I had an epiphany the other day. You know, the moment of enlightenment when the light bulb flashes bright dots of knowing there is bright 150 watt light, singing alleluias (or in my case rock ‘n roll); it jolted me from my everyday languidness of inertia to a full wide-awake state of aliveness; and it coddled me proving that I am treasured, valued, respected, and a worthwhile human being. What happened? I was in an elevator when a man, a gentleman, entered, said hello and looked me straight in the eye. There was no side-stepping, no glancing over my shoulder, it was a straight-forward look into my being. There was no intentional conversation, but there was validity that I existed for that brief second in the elevator. This moment in time reminded me of another time in my life.

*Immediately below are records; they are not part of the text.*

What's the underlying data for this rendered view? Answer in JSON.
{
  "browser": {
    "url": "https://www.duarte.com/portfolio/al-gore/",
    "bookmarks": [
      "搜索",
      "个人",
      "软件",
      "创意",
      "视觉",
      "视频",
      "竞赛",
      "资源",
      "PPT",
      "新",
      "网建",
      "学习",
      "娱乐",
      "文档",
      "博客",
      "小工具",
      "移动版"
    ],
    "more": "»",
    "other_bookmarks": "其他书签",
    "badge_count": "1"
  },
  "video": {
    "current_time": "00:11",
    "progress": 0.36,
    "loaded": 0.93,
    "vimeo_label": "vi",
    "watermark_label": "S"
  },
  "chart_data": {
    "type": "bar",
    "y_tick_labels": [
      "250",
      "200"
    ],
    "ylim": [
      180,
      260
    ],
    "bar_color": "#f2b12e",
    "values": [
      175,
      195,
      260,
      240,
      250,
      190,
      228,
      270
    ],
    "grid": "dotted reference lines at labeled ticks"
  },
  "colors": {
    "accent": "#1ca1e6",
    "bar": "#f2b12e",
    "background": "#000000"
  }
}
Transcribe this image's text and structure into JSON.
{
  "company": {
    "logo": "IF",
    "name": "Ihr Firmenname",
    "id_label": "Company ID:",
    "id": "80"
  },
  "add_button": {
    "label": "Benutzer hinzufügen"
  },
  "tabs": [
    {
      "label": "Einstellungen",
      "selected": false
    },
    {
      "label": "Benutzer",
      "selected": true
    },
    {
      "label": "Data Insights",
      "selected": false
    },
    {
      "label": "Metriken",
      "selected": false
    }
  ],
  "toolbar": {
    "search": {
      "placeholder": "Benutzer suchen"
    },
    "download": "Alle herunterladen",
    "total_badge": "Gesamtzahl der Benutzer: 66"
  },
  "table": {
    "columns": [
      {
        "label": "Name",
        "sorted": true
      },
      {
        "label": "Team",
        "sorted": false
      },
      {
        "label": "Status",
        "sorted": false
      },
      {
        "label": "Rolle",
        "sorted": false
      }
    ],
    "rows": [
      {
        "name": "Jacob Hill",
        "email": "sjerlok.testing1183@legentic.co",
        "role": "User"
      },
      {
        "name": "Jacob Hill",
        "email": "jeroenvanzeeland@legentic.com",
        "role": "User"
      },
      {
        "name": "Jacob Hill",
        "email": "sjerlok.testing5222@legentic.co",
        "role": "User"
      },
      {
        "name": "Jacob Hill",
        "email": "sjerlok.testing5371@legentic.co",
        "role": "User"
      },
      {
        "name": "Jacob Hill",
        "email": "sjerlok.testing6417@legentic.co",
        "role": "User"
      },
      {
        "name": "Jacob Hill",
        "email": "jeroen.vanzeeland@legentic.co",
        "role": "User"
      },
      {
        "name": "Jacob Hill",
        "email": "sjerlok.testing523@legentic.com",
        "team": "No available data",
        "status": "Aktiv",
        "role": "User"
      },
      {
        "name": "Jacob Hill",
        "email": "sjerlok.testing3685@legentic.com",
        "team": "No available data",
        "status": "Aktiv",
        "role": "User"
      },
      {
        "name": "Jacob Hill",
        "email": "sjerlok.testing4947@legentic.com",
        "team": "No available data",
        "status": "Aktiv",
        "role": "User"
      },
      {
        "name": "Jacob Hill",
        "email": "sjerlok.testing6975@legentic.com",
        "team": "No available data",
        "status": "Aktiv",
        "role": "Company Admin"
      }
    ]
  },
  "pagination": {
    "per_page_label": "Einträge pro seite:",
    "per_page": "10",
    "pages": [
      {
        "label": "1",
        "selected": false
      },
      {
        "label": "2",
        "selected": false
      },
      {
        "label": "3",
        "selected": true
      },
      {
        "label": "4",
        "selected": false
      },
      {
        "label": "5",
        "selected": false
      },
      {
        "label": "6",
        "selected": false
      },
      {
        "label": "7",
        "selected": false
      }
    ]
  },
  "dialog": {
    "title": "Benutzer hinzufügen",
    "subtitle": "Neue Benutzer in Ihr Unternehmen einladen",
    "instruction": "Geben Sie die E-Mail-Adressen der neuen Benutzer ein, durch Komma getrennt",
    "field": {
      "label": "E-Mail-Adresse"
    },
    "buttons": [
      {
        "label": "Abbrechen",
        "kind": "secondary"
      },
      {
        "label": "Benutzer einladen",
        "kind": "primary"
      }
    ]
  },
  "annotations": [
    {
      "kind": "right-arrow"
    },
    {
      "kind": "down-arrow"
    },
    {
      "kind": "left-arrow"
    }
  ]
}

It was years ago and I was in the midst of what some may call success, I was editing at the magazine, teaching composition at the university, volunteering and serving on boards. In other words, I was wayyy too busy to know that there was life outside of my tunnel visioned world. Then, without knowing what was going to happen, I stopped at Arby’s for a sandwich and this girl behind the counter smiled at me. It was a smile that struck me so hard that I stopped dead in my tracks, and said, “Thank you for smiling. I can’t remember when someone actually smiled at me.” She looked at me as if I was strange, and maybe I was to notice a smile. It was a genuine smile, and at that moment something happened. I realized that I had made my life so busy that I forgot to be human, to touch someone else’s heart, to smile back. I realized by that smile that we are all in this life together, and if I did not have time to stop and smile, to say a kind word, to make someone else’s day brighter, then, what is it all about? — definitely not the job, the so-called success, the baubles of American middle-class.
That smile has formed many of my days, and now I keep thinking of “the look”. Since the look, I have noticed how many people do not look at my eyes when I speak, and how many times I do not look into the souls of people I am talking with.Today, I am making a conscious effort to look into people’s eyes as I speak to them. I want them to feel what I felt, that they, too, are treasured, valued, respected and are a worthwhile human being.
Please, take note, and let me know what you notice.